Maryland will become the first state to ban Styrofoam with HB 109, following the examples of Montgomery, Prince George’s and Ann Arundel counties.
The state budget for FY 2020 includes $14.7 million for transportation funding for projects in Montgomery County. a 13% increase from the FY 2019 budget.
This year, Governor Hogan is actively advancing the largest public-private partnership project in the country to expand I-270 and I-495 for HOV lanes. While the legislature wants to work with the Governor to find the best traffic relief solutions, we want to make sure any highway projects are part of a multimodal solution that includes investing in planned transit infrastructure and other less costly options including reversible lanes. The Montgomery County delegation is in active dialogues with the Governor’s office and the Maryland Department of Transportation and we are following the proposed P3 project closely.
The Bikeways Network Program is designed to help fill the gaps in our current bicycle transit system and increase connectivity. The original funding for this program was $7.1 million over the next 5 years. HB 1281 guarantees that this program received $3.8 million annually from the Transportation Trust Fund, thus increasing the 5-year funding to at least $19 million. This will ensure our bikeways are high quality and well-connected.

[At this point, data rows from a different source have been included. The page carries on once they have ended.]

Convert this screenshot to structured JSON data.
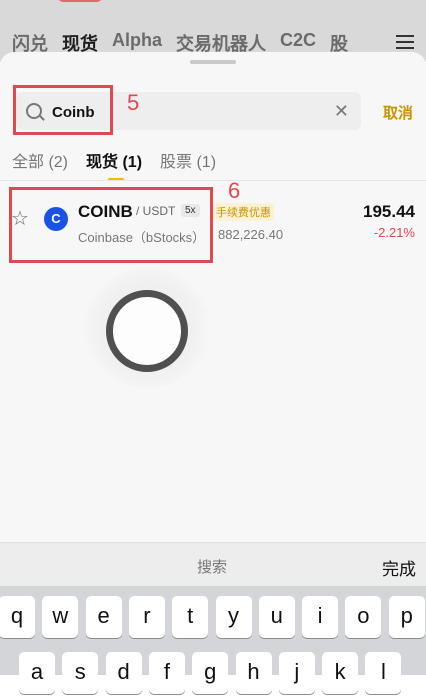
{
  "background": {
    "tabs": [
      "闪兑",
      "现货",
      "Alpha",
      "交易机器人",
      "C2C",
      "股"
    ],
    "active_tab": "现货"
  },
  "search": {
    "value": "Coinb",
    "placeholder": "",
    "cancel_label": "取消"
  },
  "filters": [
    {
      "label": "全部 (2)",
      "active": false
    },
    {
      "label": "现货 (1)",
      "active": true
    },
    {
      "label": "股票 (1)",
      "active": false
    }
  ],
  "result": {
    "symbol": "COINB",
    "quote": "/ USDT",
    "leverage": "5x",
    "fee_tag": "手续费优惠",
    "name": "Coinbase（bStocks）",
    "volume": "882,226.40",
    "price": "195.44",
    "change": "-2.21%",
    "logo_glyph": "C"
  },
  "annotations": {
    "search_step": "5",
    "result_step": "6"
  },
  "keyboard": {
    "title": "搜索",
    "done_label": "完成",
    "row1": [
      "q",
      "w",
      "e",
      "r",
      "t",
      "y",
      "u",
      "i",
      "o",
      "p"
    ],
    "row2": [
      "a",
      "s",
      "d",
      "f",
      "g",
      "h",
      "j",
      "k",
      "l"
    ]
  },
  "colors": {
    "accent": "#f0b90b",
    "cancel": "#c99400",
    "negative": "#e0494f",
    "annotation": "#e0494f",
    "coin_logo": "#1a52e6"
  }
}
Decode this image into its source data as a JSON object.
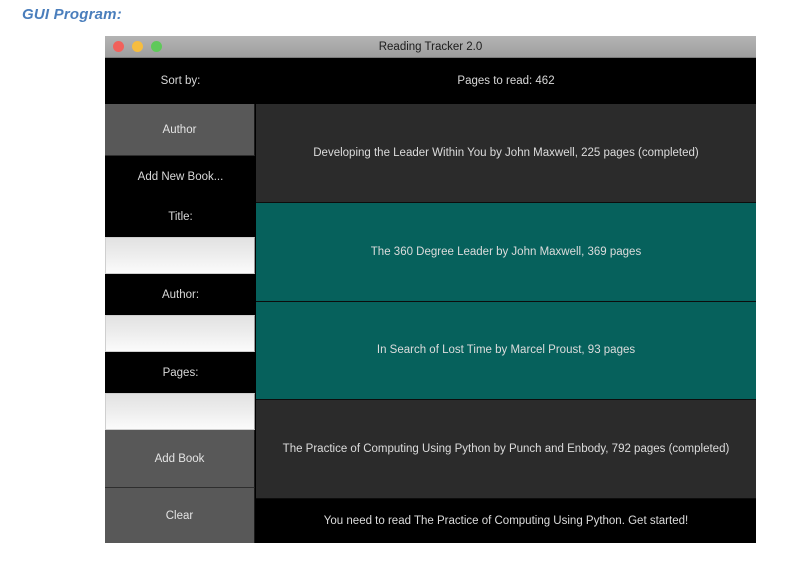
{
  "page": {
    "heading": "GUI Program:"
  },
  "window": {
    "title": "Reading Tracker 2.0",
    "traffic_lights": {
      "close_color": "#f2615b",
      "minimize_color": "#f6bd3f",
      "maximize_color": "#5fc95a"
    }
  },
  "sidebar": {
    "sort_by_label": "Sort by:",
    "sort_by_value": "Author",
    "add_new_book_label": "Add New Book...",
    "fields": [
      {
        "label": "Title:",
        "value": "",
        "placeholder": ""
      },
      {
        "label": "Author:",
        "value": "",
        "placeholder": ""
      },
      {
        "label": "Pages:",
        "value": "",
        "placeholder": ""
      }
    ],
    "add_book_label": "Add Book",
    "clear_label": "Clear"
  },
  "main": {
    "pages_to_read": "Pages to read: 462",
    "books": [
      {
        "text": "Developing the Leader Within You by John Maxwell, 225 pages (completed)",
        "state": "dark"
      },
      {
        "text": "The 360 Degree Leader by John Maxwell, 369 pages",
        "state": "teal"
      },
      {
        "text": "In Search of Lost Time by Marcel Proust, 93 pages",
        "state": "teal"
      },
      {
        "text": "The Practice of Computing Using Python by Punch and Enbody, 792 pages (completed)",
        "state": "dark"
      }
    ],
    "status_message": "You need to read The Practice of Computing Using Python. Get started!"
  },
  "colors": {
    "heading": "#4a7ebc",
    "completed_row": "#2b2b2b",
    "unread_row": "#06615c",
    "button": "#585858",
    "panel_background": "#000000"
  }
}
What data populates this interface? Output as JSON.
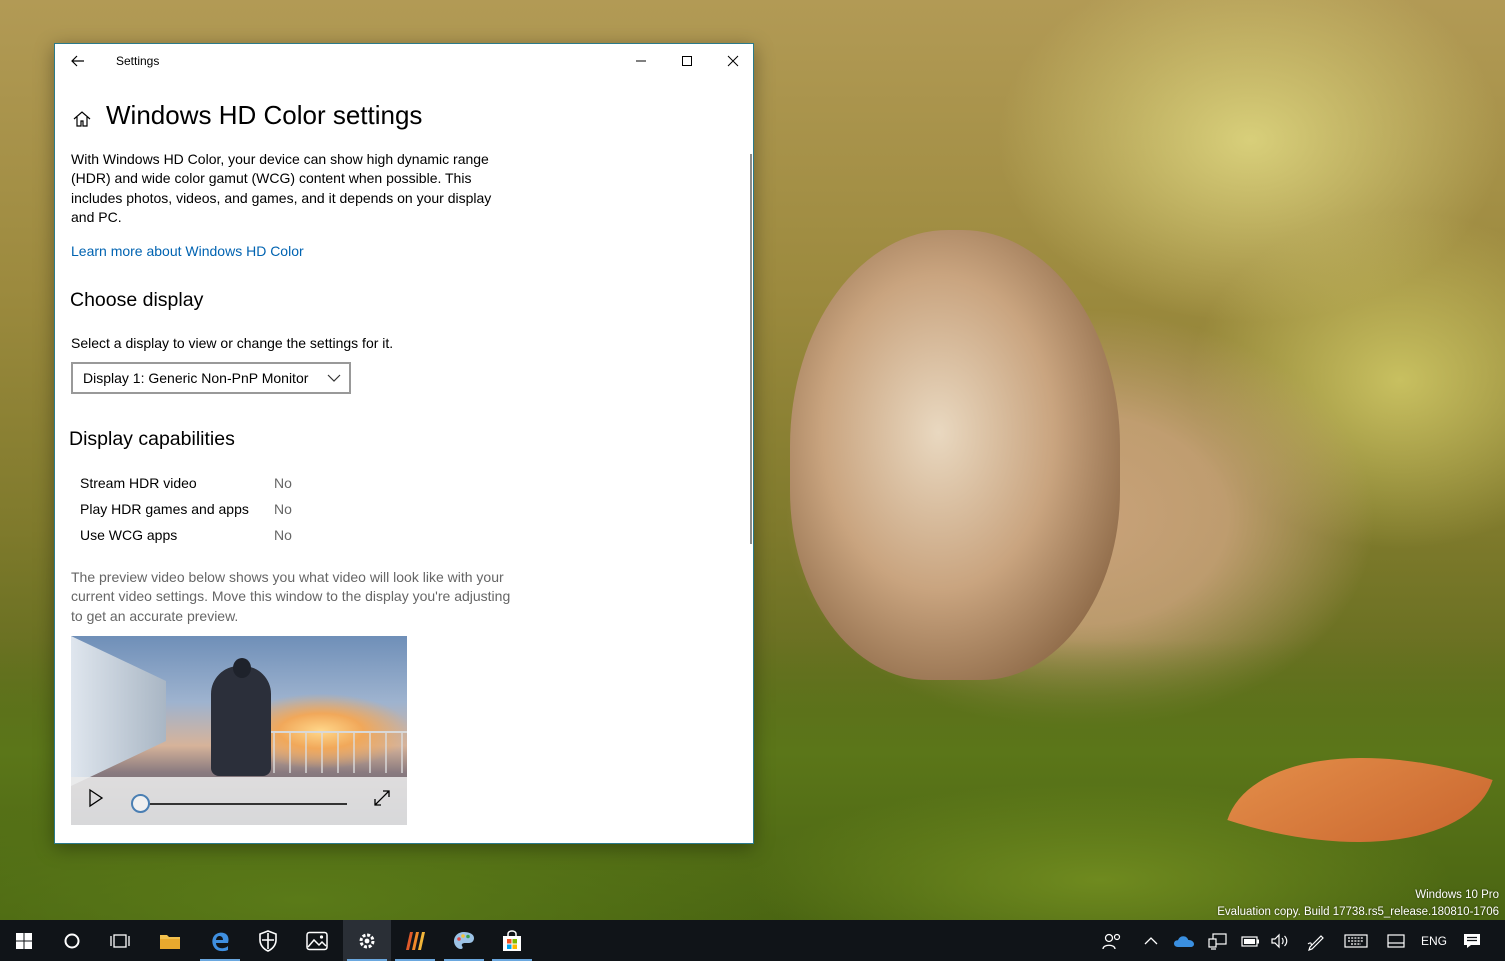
{
  "window": {
    "title": "Settings",
    "page_title": "Windows HD Color settings",
    "intro": "With Windows HD Color, your device can show high dynamic range (HDR) and wide color gamut (WCG) content when possible. This includes photos, videos, and games, and it depends on your display and PC.",
    "learn_more_link": "Learn more about Windows HD Color",
    "choose_display_heading": "Choose display",
    "select_display_label": "Select a display to view or change the settings for it.",
    "display_dropdown_value": "Display 1: Generic Non-PnP Monitor",
    "capabilities_heading": "Display capabilities",
    "capabilities": [
      {
        "name": "Stream HDR video",
        "value": "No"
      },
      {
        "name": "Play HDR games and apps",
        "value": "No"
      },
      {
        "name": "Use WCG apps",
        "value": "No"
      }
    ],
    "preview_note": "The preview video below shows you what video will look like with your current video settings. Move this window to the display you're adjusting to get an accurate preview.",
    "video_progress": 0.0
  },
  "desktop": {
    "watermark_line1": "Windows 10 Pro",
    "watermark_line2": "Evaluation copy. Build 17738.rs5_release.180810-1706"
  },
  "taskbar": {
    "apps": [
      "windows-start-icon",
      "cortana-icon",
      "task-view-icon",
      "file-explorer-icon",
      "edge-icon",
      "windows-security-icon",
      "photos-icon",
      "settings-icon",
      "app-icon",
      "paint-icon",
      "store-icon"
    ],
    "language": "ENG"
  },
  "colors": {
    "accent": "#0063b1",
    "window_border": "#2b7a8a",
    "taskbar": "#101418"
  }
}
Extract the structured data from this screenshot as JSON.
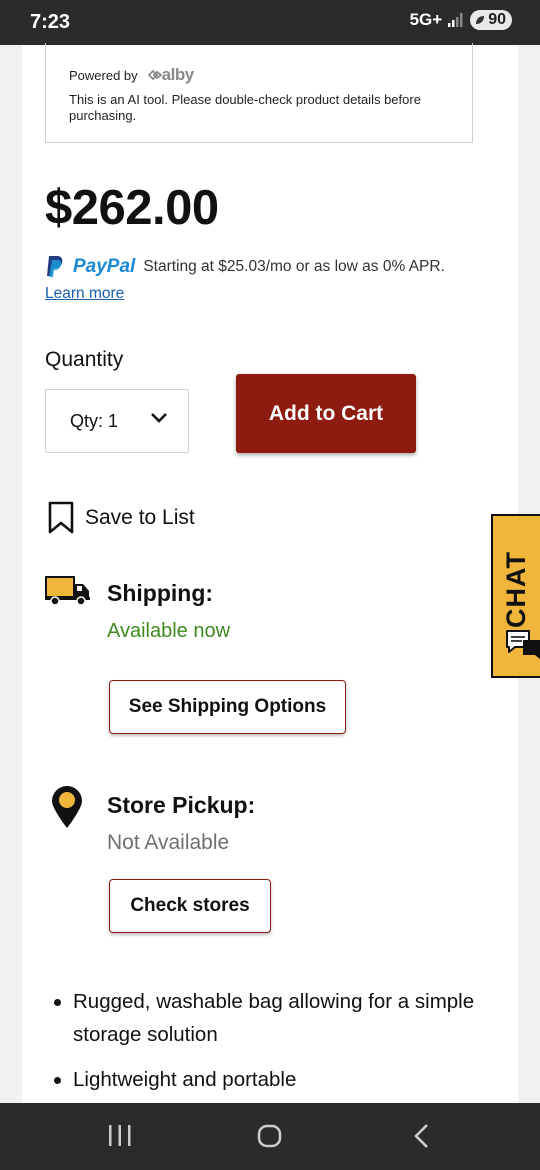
{
  "status_bar": {
    "time": "7:23",
    "network": "5G+",
    "battery": "90"
  },
  "alby": {
    "powered_by": "Powered by",
    "logo_text": "alby",
    "disclaimer": "This is an AI tool. Please double-check product details before purchasing."
  },
  "product": {
    "price": "$262.00"
  },
  "paypal": {
    "brand": "PayPal",
    "message": "Starting at $25.03/mo or as low as 0% APR.",
    "learn_more": "Learn more"
  },
  "quantity": {
    "label": "Quantity",
    "select_value": "Qty: 1"
  },
  "actions": {
    "add_to_cart": "Add to Cart",
    "save_to_list": "Save to List"
  },
  "shipping": {
    "title": "Shipping:",
    "status": "Available now",
    "status_color": "#3f8a1e",
    "button": "See Shipping Options"
  },
  "pickup": {
    "title": "Store Pickup:",
    "status": "Not Available",
    "button": "Check stores"
  },
  "features": [
    "Rugged, washable bag allowing for a simple storage solution",
    "Lightweight and portable"
  ],
  "chat": {
    "label": "CHAT",
    "color": "#f0b53b"
  },
  "colors": {
    "brand_red": "#8e1b10",
    "link_blue": "#1a5fb0"
  },
  "navigation": {
    "icons": [
      "recent-apps-icon",
      "home-icon",
      "back-icon"
    ]
  }
}
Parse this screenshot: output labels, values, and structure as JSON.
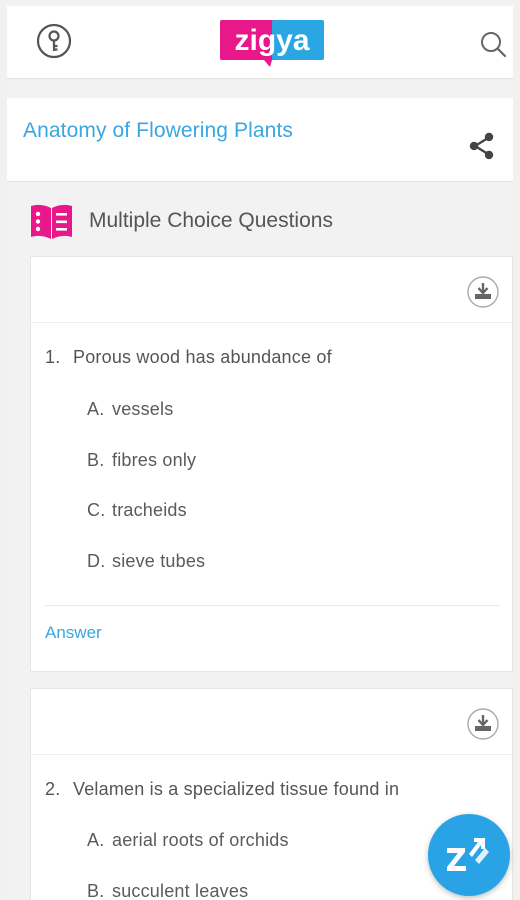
{
  "header": {
    "logo_text": "zigya",
    "key_icon": "key-icon",
    "search_icon": "search-icon"
  },
  "page": {
    "title": "Anatomy of Flowering Plants",
    "share_icon": "share-icon"
  },
  "section": {
    "icon": "mcq-list-icon",
    "title": "Multiple Choice Questions"
  },
  "questions": [
    {
      "number": "1.",
      "text": "Porous wood has abundance of",
      "options": [
        {
          "letter": "A.",
          "text": "vessels"
        },
        {
          "letter": "B.",
          "text": "fibres only"
        },
        {
          "letter": "C.",
          "text": "tracheids"
        },
        {
          "letter": "D.",
          "text": "sieve tubes"
        }
      ],
      "answer_label": "Answer"
    },
    {
      "number": "2.",
      "text": "Velamen is a specialized tissue found in",
      "options": [
        {
          "letter": "A.",
          "text": "aerial roots of orchids"
        },
        {
          "letter": "B.",
          "text": "succulent leaves"
        }
      ]
    }
  ],
  "colors": {
    "brand_pink": "#e8188a",
    "brand_blue": "#2aa6e2",
    "link_blue": "#3aa6e0",
    "fab_blue": "#29a3e6"
  }
}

Maryland has been on the forefront of ensuring gun safety and we are fortunate to have strong advocates in Moms Demand Action to push for several pieces of legislation this year. One important bill, HB 786, extends background checks for the sale and transfer of rifles and shotguns via secondary transactions and HB 740 prohibits the manufacturing, buying, selling or owning a firearm manufactured that is not imprinted with a serial number, including 3D printed guns and “ghost” guns whose parts can be purchased and assembled.
We also passed HB 1343 to disband the Handgun Review Board, overseen by the Governor’s political appointees who have issued carry permits at a record rate, and instead, send appeals of rejected or concealed carry permits to the Office of Administrative Hearings for better oversight.
Despite a General Fund shortfall of $269 million, partially due to the Federal Government shutdown, the Appropriations Committee was able to reorganize the state budget to fund our priorities without raising any taxes. The legislature approved a record $7 billion investment in education, which includes $500 million school construction funding. We also approved $11.3 billion for the state’s Medicaid program, and $80 million of additional funding to fight the opioid crisis.
Montgomery County’s share of the state budget increased by 8.8% from FY 2019, including an additional $52.9 million for education and $1.7 million increase for transportation over last year. In all, the County received a total of $179 million in capital projects, excluding transportation projects. These include $6.57 million for Montgomery College facilities (including a new Science and Technology building), $4.9 million for Potomac Elementary School and $11 million for Seneca Valley High School in Germantown, and $1 million for the City of Gaithersburg police station.
The District 15 legislative team sponsored bond bills with a total of $1.52 million in capital investments for community facilities including the BlackRock Center for the Arts, the Black Hill SEED Classroom, the Ivymount School, and the Poolesville Wine Crushing Facility. Thank you for your interest and involvement.